Two months ago

The 2006 Red Sox were no more than some ideas wrapped up in an enigma (Theo Esptein) and more questions were being asked, and more hours among fans and the media, spent flogging the entire Theo-gate issue than, it seems in retrospect, were justified.
From my perspective, the following things do not matter:
  • who was responsible for what signings or non-signings or trades. That is for the Red Sox history (consipiracy) buffs.
  • whose starting pitchers are better, Red Sox or Yankees. The on-paper arguments are fun for the scribes and some rabid Yankees fans, but what really matters is how spring training goes for both bunches. (I read that Pavano may start the year late.)
  • Mike Lowell's hitting. The man had a bad year, for various reasons. He is too young to have hit the wall and fallen down. He will hit .300 or better.
  • Josh Beckett's arm. I have heard him described as damaged, injured, suspect, etc. Let the man throw one pitch or two in anger before the negatives start flowing.

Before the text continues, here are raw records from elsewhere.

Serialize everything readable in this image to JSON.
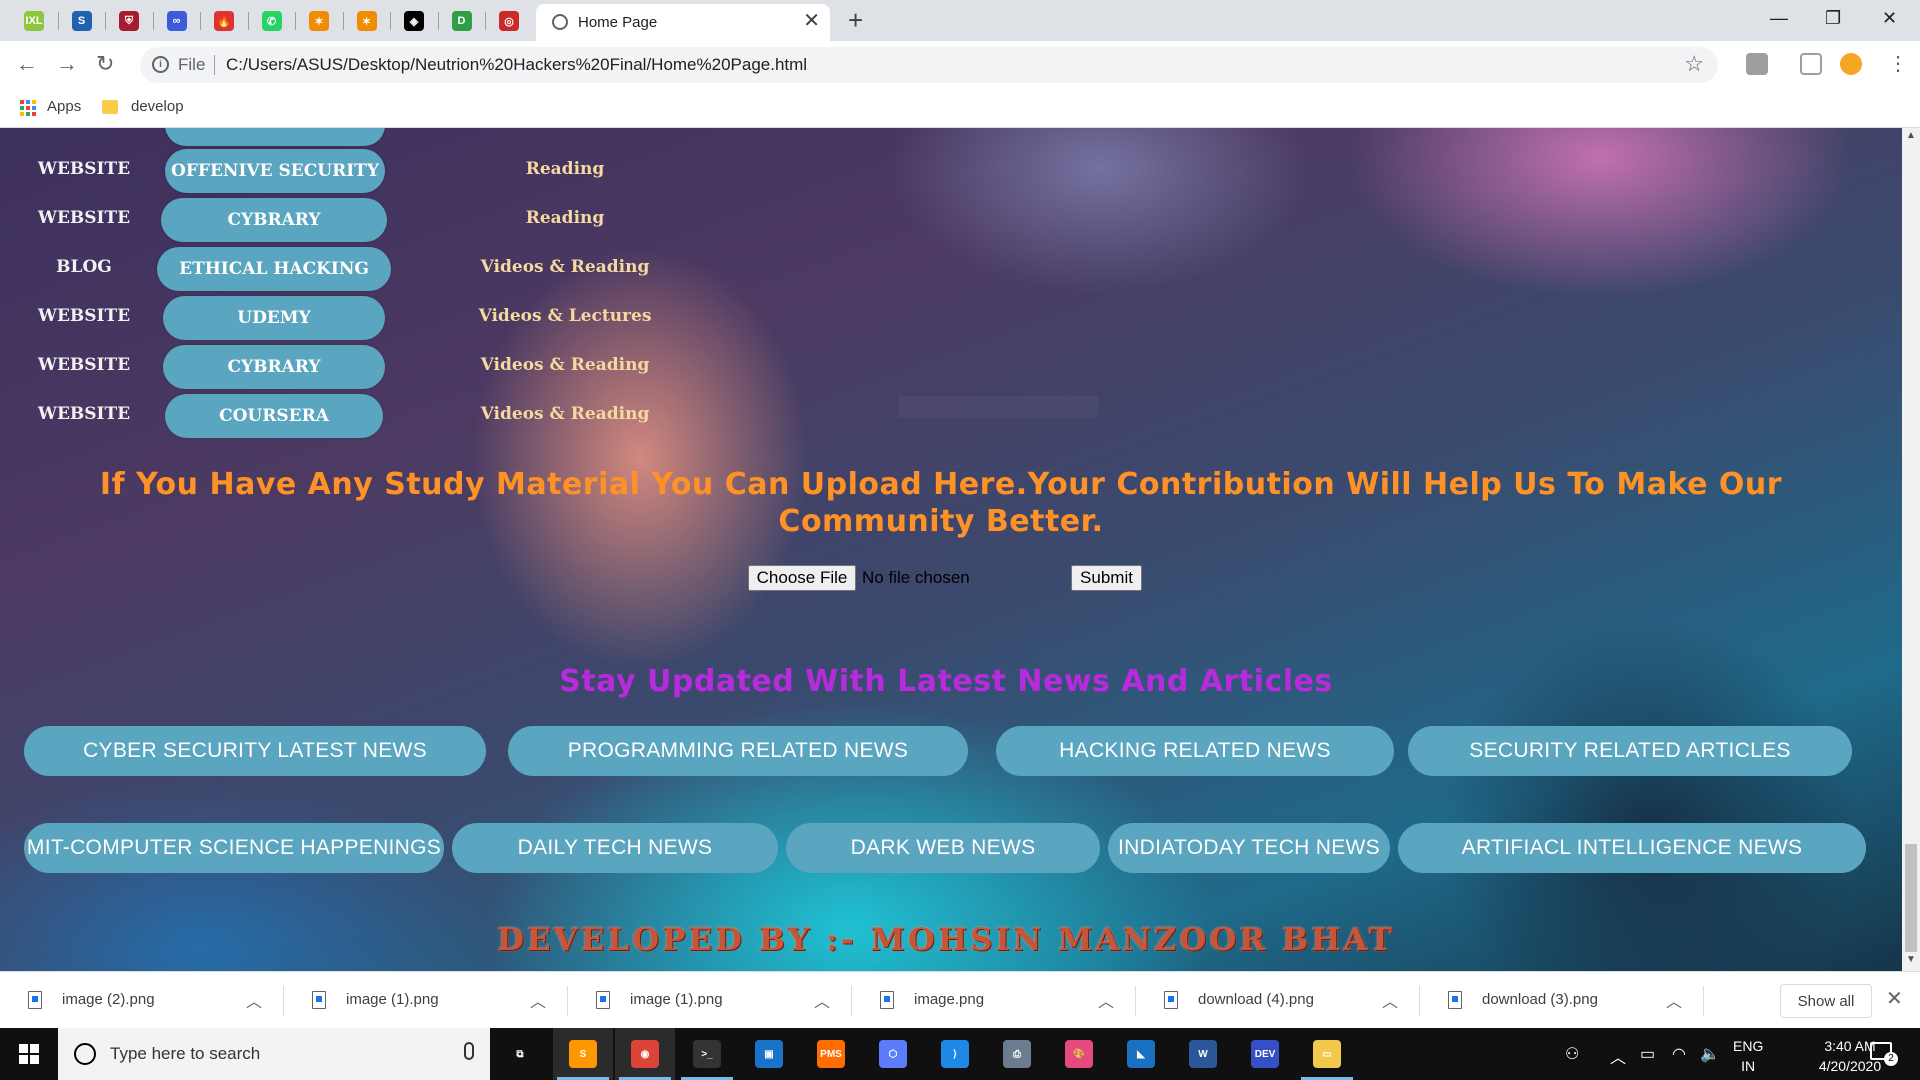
{
  "browser": {
    "pinned_tabs": [
      {
        "icon": "ixl-icon",
        "color": "#8dc63f",
        "glyph": "IXL"
      },
      {
        "icon": "s-circle-icon",
        "color": "#1e62b0",
        "glyph": "S"
      },
      {
        "icon": "shield-crest-icon",
        "color": "#a51c30",
        "glyph": "⛨"
      },
      {
        "icon": "infinity-icon",
        "color": "#3b5bdb",
        "glyph": "∞"
      },
      {
        "icon": "flame-icon",
        "color": "#e03131",
        "glyph": "🔥"
      },
      {
        "icon": "whatsapp-icon",
        "color": "#25d366",
        "glyph": "✆"
      },
      {
        "icon": "hackerrank-star-icon",
        "color": "#f08c00",
        "glyph": "✶"
      },
      {
        "icon": "hackerrank-star-icon",
        "color": "#f08c00",
        "glyph": "✶"
      },
      {
        "icon": "codepen-icon",
        "color": "#000000",
        "glyph": "◈"
      },
      {
        "icon": "d-square-icon",
        "color": "#2f9e44",
        "glyph": "D"
      },
      {
        "icon": "target-icon",
        "color": "#c92a2a",
        "glyph": "◎"
      }
    ],
    "active_tab_title": "Home Page",
    "url_scheme": "File",
    "url": "C:/Users/ASUS/Desktop/Neutrion%20Hackers%20Final/Home%20Page.html",
    "bookmarks": {
      "apps": "Apps",
      "folder": "develop"
    }
  },
  "table_rows": [
    {
      "type": "WEBSITE",
      "resource": "OFFENIVE SECURITY",
      "format": "Reading"
    },
    {
      "type": "WEBSITE",
      "resource": "CYBRARY",
      "format": "Reading"
    },
    {
      "type": "BLOG",
      "resource": "ETHICAL HACKING",
      "format": "Videos & Reading"
    },
    {
      "type": "WEBSITE",
      "resource": "UDEMY",
      "format": "Videos & Lectures"
    },
    {
      "type": "WEBSITE",
      "resource": "CYBRARY",
      "format": "Videos & Reading"
    },
    {
      "type": "WEBSITE",
      "resource": "COURSERA",
      "format": "Videos & Reading"
    }
  ],
  "upload": {
    "message": "If You Have Any Study Material You Can Upload Here.Your Contribution Will Help Us To Make Our Community Better.",
    "choose_file_label": "Choose File",
    "file_status": "No file chosen",
    "submit_label": "Submit"
  },
  "news": {
    "heading": "Stay Updated With Latest News And Articles",
    "row1": [
      "CYBER SECURITY LATEST NEWS",
      "PROGRAMMING RELATED NEWS",
      "HACKING RELATED NEWS",
      "SECURITY RELATED ARTICLES"
    ],
    "row2": [
      "MIT-COMPUTER SCIENCE HAPPENINGS",
      "DAILY TECH NEWS",
      "DARK WEB NEWS",
      "INDIATODAY TECH NEWS",
      "ARTIFIACL INTELLIGENCE NEWS"
    ]
  },
  "footer": {
    "credit": "DEVELOPED BY :- MOHSIN MANZOOR BHAT"
  },
  "downloads": {
    "items": [
      "image (2).png",
      "image (1).png",
      "image (1).png",
      "image.png",
      "download (4).png",
      "download (3).png"
    ],
    "show_all": "Show all"
  },
  "taskbar": {
    "search_placeholder": "Type here to search",
    "apps": [
      {
        "icon": "task-view-icon",
        "color": "#101010",
        "glyph": "⧉"
      },
      {
        "icon": "sublime-text-icon",
        "color": "#ff9800",
        "glyph": "S"
      },
      {
        "icon": "chrome-icon",
        "color": "#db4437",
        "glyph": "◉"
      },
      {
        "icon": "terminal-icon",
        "color": "#333333",
        "glyph": ">_"
      },
      {
        "icon": "virtualbox-icon",
        "color": "#1a73c8",
        "glyph": "▣"
      },
      {
        "icon": "pms-icon",
        "color": "#ff6d00",
        "glyph": "PMS"
      },
      {
        "icon": "box-3d-icon",
        "color": "#5c7cfa",
        "glyph": "⬡"
      },
      {
        "icon": "vscode-icon",
        "color": "#1e88e5",
        "glyph": "⟩"
      },
      {
        "icon": "printer-icon",
        "color": "#6b7c8f",
        "glyph": "⎙"
      },
      {
        "icon": "paint-icon",
        "color": "#e64980",
        "glyph": "🎨"
      },
      {
        "icon": "shark-fin-icon",
        "color": "#1971c2",
        "glyph": "◣"
      },
      {
        "icon": "word-icon",
        "color": "#2b579a",
        "glyph": "W"
      },
      {
        "icon": "dev-cpp-icon",
        "color": "#364fc7",
        "glyph": "DEV"
      },
      {
        "icon": "file-explorer-icon",
        "color": "#f2c94c",
        "glyph": "▭"
      }
    ],
    "lang_line1": "ENG",
    "lang_line2": "IN",
    "time": "3:40 AM",
    "date": "4/20/2020",
    "notification_count": "2"
  }
}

  • JT Snow. He is a better first basemen than anyone on the Sox for years. Let Kevin Youkilis learn the postion from an All-Star first baseman; if that turns out to be the only value Snow brings (and it will not be), that is still great value.

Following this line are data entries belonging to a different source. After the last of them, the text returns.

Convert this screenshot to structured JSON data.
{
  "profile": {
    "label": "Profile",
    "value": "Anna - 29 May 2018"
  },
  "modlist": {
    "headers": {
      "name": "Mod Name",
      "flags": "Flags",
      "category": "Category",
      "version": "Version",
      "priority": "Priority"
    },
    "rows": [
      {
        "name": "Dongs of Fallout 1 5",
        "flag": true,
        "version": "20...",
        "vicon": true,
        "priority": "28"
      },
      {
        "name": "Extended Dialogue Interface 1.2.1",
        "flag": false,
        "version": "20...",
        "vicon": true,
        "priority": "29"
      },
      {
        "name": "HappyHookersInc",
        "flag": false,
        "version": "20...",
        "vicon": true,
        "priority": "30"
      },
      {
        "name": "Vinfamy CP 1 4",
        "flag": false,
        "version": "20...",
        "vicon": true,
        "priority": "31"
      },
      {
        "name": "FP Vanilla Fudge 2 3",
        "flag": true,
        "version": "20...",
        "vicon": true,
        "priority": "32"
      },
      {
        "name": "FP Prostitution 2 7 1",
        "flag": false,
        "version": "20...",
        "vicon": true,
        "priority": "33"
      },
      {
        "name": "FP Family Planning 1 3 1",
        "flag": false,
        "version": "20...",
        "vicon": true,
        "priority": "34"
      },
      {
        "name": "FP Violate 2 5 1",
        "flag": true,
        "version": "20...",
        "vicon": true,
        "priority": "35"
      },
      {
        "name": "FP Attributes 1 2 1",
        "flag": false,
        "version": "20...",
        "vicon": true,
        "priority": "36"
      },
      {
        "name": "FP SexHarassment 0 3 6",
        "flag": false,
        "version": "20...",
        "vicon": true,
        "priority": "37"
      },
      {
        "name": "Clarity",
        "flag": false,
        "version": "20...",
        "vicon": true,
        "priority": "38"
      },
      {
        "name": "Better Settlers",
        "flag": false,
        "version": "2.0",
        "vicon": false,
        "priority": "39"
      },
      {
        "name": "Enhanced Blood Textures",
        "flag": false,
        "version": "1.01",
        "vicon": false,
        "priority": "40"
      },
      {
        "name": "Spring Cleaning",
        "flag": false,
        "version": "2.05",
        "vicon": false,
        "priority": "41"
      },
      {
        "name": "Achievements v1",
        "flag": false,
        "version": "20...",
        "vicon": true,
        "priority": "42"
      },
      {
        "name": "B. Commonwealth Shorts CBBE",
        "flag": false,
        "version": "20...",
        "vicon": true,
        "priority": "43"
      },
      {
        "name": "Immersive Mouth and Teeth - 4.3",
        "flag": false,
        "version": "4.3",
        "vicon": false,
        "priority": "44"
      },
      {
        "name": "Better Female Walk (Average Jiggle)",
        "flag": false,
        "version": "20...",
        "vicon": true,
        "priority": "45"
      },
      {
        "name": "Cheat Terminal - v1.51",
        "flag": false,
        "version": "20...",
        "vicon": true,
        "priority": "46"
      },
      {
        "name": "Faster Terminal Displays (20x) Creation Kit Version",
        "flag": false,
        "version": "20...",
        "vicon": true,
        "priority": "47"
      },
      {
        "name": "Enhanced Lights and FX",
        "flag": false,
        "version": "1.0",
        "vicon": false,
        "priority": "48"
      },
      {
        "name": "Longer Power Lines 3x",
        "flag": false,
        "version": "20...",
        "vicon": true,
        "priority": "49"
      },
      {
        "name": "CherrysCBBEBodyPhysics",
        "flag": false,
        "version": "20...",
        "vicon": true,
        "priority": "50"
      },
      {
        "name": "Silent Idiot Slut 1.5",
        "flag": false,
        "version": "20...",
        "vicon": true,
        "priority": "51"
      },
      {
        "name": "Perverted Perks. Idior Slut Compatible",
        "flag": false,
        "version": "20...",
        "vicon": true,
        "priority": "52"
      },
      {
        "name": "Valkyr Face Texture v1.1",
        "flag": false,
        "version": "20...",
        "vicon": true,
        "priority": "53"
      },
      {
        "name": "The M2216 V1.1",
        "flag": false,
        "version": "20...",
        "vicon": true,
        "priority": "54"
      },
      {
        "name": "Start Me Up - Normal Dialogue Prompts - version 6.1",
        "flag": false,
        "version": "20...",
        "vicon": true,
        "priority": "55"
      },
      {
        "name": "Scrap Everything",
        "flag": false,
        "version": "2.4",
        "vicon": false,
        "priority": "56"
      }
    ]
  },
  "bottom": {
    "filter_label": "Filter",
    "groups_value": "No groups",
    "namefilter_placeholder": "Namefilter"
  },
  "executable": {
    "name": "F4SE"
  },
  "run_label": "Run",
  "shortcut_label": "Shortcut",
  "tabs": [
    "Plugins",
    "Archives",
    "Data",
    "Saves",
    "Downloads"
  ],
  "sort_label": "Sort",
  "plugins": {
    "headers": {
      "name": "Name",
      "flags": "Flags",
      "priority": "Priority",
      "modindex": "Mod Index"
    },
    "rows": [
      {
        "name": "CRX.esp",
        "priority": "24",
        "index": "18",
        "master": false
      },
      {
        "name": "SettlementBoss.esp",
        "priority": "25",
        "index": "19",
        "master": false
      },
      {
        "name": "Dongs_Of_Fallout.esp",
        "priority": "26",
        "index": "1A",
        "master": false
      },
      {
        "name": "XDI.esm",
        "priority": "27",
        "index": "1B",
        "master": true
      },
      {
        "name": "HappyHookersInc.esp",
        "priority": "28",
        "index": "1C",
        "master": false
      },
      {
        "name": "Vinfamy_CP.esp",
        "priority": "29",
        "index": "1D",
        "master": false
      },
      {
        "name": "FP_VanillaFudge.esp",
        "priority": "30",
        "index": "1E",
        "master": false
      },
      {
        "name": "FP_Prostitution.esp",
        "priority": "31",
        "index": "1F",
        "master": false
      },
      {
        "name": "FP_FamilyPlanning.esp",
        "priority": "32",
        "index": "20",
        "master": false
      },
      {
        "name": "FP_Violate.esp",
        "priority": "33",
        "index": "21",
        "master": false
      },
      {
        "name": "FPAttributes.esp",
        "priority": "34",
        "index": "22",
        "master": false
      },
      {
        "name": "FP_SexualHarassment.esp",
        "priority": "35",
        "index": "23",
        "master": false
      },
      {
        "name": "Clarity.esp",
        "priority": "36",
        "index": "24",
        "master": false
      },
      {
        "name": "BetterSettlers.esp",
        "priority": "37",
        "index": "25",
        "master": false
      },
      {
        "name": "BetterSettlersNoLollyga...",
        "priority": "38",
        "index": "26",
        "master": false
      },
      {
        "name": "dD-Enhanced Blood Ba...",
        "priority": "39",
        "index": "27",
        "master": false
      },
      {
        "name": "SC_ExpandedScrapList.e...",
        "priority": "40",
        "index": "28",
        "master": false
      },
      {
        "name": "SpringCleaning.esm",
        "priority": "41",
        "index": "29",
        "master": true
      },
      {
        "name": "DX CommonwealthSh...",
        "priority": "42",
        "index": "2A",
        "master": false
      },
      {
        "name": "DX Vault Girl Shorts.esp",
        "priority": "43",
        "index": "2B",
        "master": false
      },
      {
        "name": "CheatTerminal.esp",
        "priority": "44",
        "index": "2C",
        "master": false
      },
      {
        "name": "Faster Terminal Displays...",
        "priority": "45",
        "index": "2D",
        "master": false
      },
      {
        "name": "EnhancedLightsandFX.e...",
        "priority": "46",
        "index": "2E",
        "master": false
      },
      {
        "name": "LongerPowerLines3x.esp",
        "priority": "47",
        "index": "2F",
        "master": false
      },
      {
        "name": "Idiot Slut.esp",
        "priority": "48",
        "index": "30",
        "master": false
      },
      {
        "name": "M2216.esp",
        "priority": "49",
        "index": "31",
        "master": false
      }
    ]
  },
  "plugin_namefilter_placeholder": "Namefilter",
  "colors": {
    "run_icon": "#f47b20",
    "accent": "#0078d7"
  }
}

  • Manny Ramirez' status. He is going to play and play for the Sox; there is simply no deal out there worthy of his being traded. One may develop but I am sure the Sox will not let him go once the season starts and the numbers pile up for him and Papi.
  • Alex Gonzales' batting average. This may be going too far back for many people, but many teams in history managed to win and win the World Series with very low-average hitters (e.g., Mark Belanger, Ed Brinkman, Dal Maxvill, Bud Harrelson). Gonzales will benefit from not having to worry about his offense on this team and may actually improve his average as a result of being in this lineup.
  • Curt Schilling's personality. He pitches, he makes no excuses, he has strong opinions. Let him speak and pitch, in reverse order. Who cares what he says? He is a baseball player not a politician.